Senator John McCain had a bad week. A really bad week. The presidential
hopeful had to apologize for a statement he made on “The Late Show With
David Letterman” on CBS.
“We’ve wasted a lot of our most precious treasure, which is American
lives,” he told his host as he discussed the 4-year conflict in Iraq.
Many Americans took exception to the idea that lives of their
relatives, loved ones and fellow American volunteers had been “wasted.”
In fairness, McCain didn’t mean it the way it sounded to some.
Photo of the Week
U.S. Senator John McCain
Next, he raised the ire of conservative stalwarts by telling C-PAC his
schedule did not permit his attendance at their premiere annual
gathering of the faithful.
Again, this was really not a case of dissing conservative leaders. If
he went and spoke to them, he would be accused of pandering to the
right. It was a damned if you do, damned if you don’t situation.
It was the cover story of the April 2007 issue of Reason
, the “free
minds and free markets” periodical for those with a libertarian bent,
that capped a hellish press week. The cover sported a full-page color
photo of McCain looking tired and drained, with a blotchy face that
rested on a fat white fist. In school-bus yellow, the headline warned:
“Be Afraid of President McCain: The frightening mind of an
authoritarian maverick.” Usually he revels in the maverick label, but
I’ll bet not this time.
The 9-page spread
by Matt Welch, assistant editorial page editor for
the Los Angeles Times, portrayed the Arizona senior senator’s
philosophical view of the proper role of the federal government. “Like
almost every past McCain crusade, from fining Big Tobacco to
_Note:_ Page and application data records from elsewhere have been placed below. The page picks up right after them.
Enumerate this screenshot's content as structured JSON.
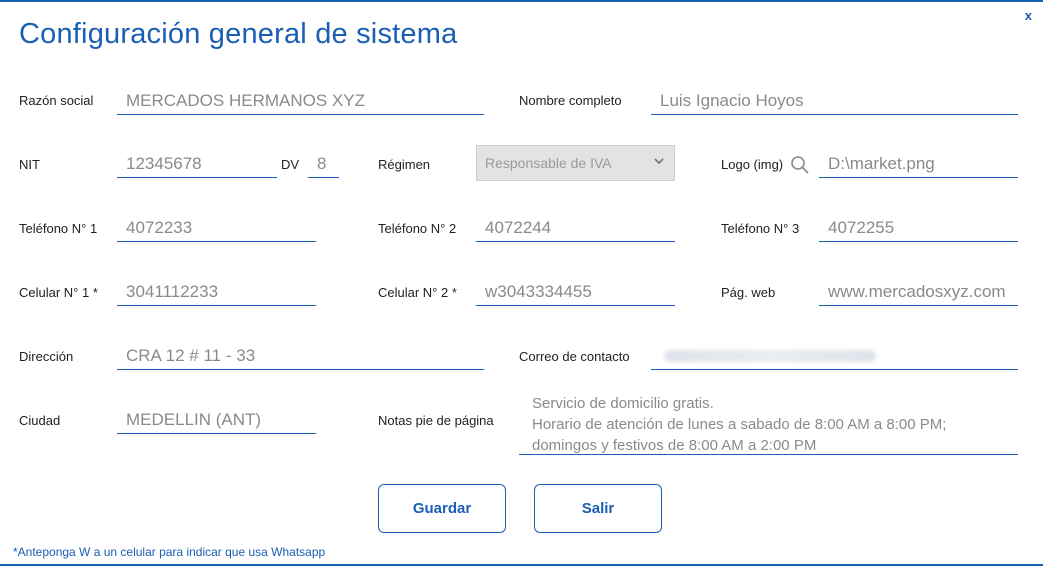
{
  "dialog": {
    "title": "Configuración general de sistema",
    "close_label": "x",
    "footnote": "*Anteponga W a un celular para indicar que usa Whatsapp"
  },
  "fields": {
    "razon_social": {
      "label": "Razón social",
      "value": "MERCADOS HERMANOS XYZ"
    },
    "nombre_completo": {
      "label": "Nombre completo",
      "value": "Luis Ignacio Hoyos"
    },
    "nit": {
      "label": "NIT",
      "value": "12345678"
    },
    "dv": {
      "label": "DV",
      "value": "8"
    },
    "regimen": {
      "label": "Régimen",
      "value": "Responsable de IVA"
    },
    "logo": {
      "label": "Logo (img)",
      "value": "D:\\market.png"
    },
    "telefono1": {
      "label": "Teléfono N° 1",
      "value": "4072233"
    },
    "telefono2": {
      "label": "Teléfono N° 2",
      "value": "4072244"
    },
    "telefono3": {
      "label": "Teléfono N° 3",
      "value": "4072255"
    },
    "celular1": {
      "label": "Celular N° 1 *",
      "value": "3041112233"
    },
    "celular2": {
      "label": "Celular N° 2 *",
      "value": "w3043334455"
    },
    "pag_web": {
      "label": "Pág. web",
      "value": "www.mercadosxyz.com"
    },
    "direccion": {
      "label": "Dirección",
      "value": "CRA 12 # 11 - 33"
    },
    "correo": {
      "label": "Correo de contacto",
      "value": ""
    },
    "ciudad": {
      "label": "Ciudad",
      "value": "MEDELLIN (ANT)"
    },
    "notas": {
      "label": "Notas pie de página",
      "value": "Servicio de domicilio gratis.\nHorario de atención de lunes a sabado de 8:00 AM a 8:00 PM;\ndomingos y festivos de 8:00 AM a 2:00 PM"
    }
  },
  "buttons": {
    "save": "Guardar",
    "exit": "Salir"
  },
  "colors": {
    "accent": "#1a5fb4",
    "disabled_bg": "#e3e3e3"
  },
  "icons": {
    "logo_search": "search-icon",
    "regimen_dropdown": "chevron-down-icon"
  }
}
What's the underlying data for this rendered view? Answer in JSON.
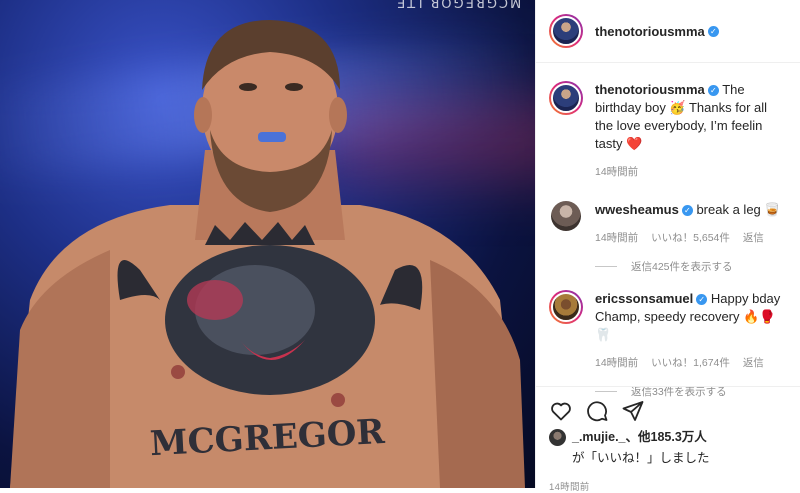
{
  "photo": {
    "watermark": "MCGREGOR.LTE",
    "tattoo_text": "MCGREGOR"
  },
  "header": {
    "username": "thenotoriousmma",
    "verified": true
  },
  "caption": {
    "username": "thenotoriousmma",
    "text": "The birthday boy 🥳 Thanks for all the love everybody, I’m feelin tasty ❤️",
    "time": "14時間前"
  },
  "comments": [
    {
      "username": "wwesheamus",
      "text": "break a leg 🥃",
      "time": "14時間前",
      "likes": "いいね！5,654件",
      "reply": "返信",
      "view_replies": "返信425件を表示する"
    },
    {
      "username": "ericssonsamuel",
      "text": "Happy bday Champ, speedy recovery 🔥🥊🦷",
      "time": "14時間前",
      "likes": "いいね！1,674件",
      "reply": "返信",
      "view_replies": "返信33件を表示する"
    }
  ],
  "footer": {
    "liked_by": "_.mujie._、他185.3万人",
    "liked_suffix": "が「いいね！」しました",
    "time": "14時間前"
  },
  "icons": [
    "heart-icon",
    "comment-icon",
    "share-icon",
    "verified-badge-icon"
  ],
  "colors": {
    "verified": "#3897f0",
    "meta_text": "#8e8e8e",
    "background": "#1d2f86"
  }
}
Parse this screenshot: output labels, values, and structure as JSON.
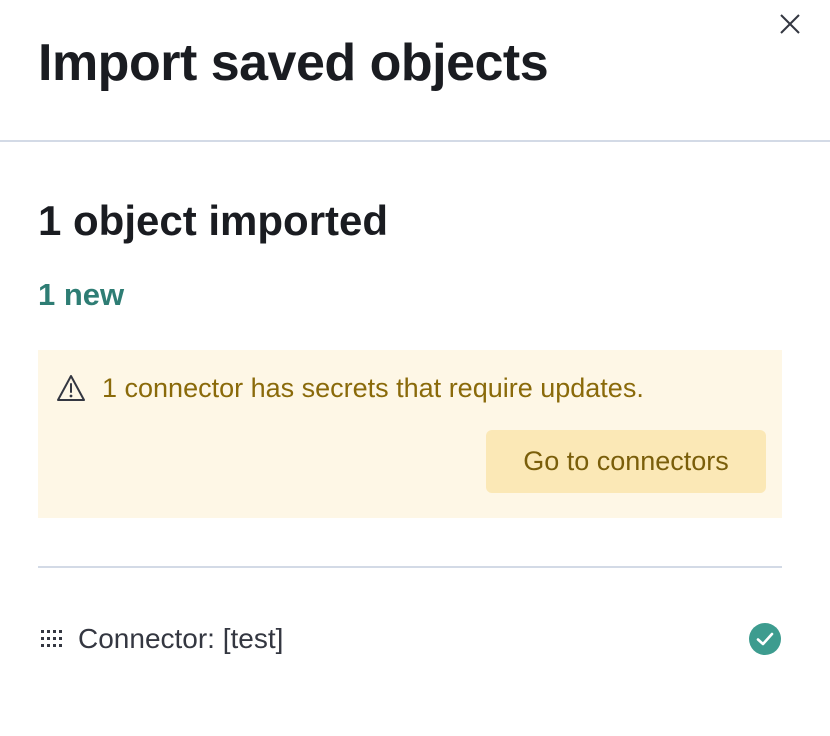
{
  "flyout": {
    "title": "Import saved objects",
    "close_label": "Close"
  },
  "summary": {
    "title": "1 object imported",
    "new_count": "1 new"
  },
  "callout": {
    "message": "1 connector has secrets that require updates.",
    "button_label": "Go to connectors",
    "icon": "warning-icon"
  },
  "items": [
    {
      "type_icon": "connector-grid-icon",
      "title": "Connector: [test]",
      "status_icon": "success-check-icon"
    }
  ],
  "colors": {
    "accent_success": "#2e7d74",
    "success_icon": "#3d9c8f",
    "warning_bg": "#fef7e6",
    "warning_text": "#8a6a0a",
    "warning_button_bg": "#fbe8b6",
    "border": "#d3dae6"
  }
}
drug-testing athletes to restricting political speech in the name of
campaign finance reform, the [Iraq] surge involved an increase in the
power of the federal government, particularly in the executive branch,”
Welch writes as he notes that President George W. Bush has
deferentially adopted McCain’s hawkish approach to the war.
The author doesn’t miss a chance to point out a weakness that many have
cited could do in McCain, and that is his famous violent temper which
he inherited from his grandfather and father, along with his short
stature and poor academic performance. This was attributed to each of
the three McCains being a “five-star binge drinker and carouser.” To
his credit, Sen. McCain has never hidden this part of his background
and jokes about his fondness for hard partying.
I disagree with the author’s reference to McCain’s war on pork-barrel
spending as “rhetorical.” One of my fondest memories is how McCain
staunchly refused to go along with constructing the new federal court
building in Phoenix some years back like a Taj Mahal. It takes a strong
and principled politician to refuse to accept pork that is for his home
district. Ditto for his speaking out against ethanol subsidies, knowing
what that would do to him in the Iowa caucuses last time he ran.
As much as I praise McCain for his extremely high marks from
conservative organizations that rate politicians according to how much
they snatch from taxpayers’ wallets, I cannot abide the loss of my
First Amendment rights due to his campaign finance “reform” laws and
loss of my Second Amendment rights that his gun control legislation
To top it off, strategist Dick Morris is telling everyone that McCain
is fading fast and falling far behind Rudy Giuliani. The only way it
could be worse is if McCain had loosed the rats and roaches into the
wards at Walter Reed Hospital himself. Some weeks are like that.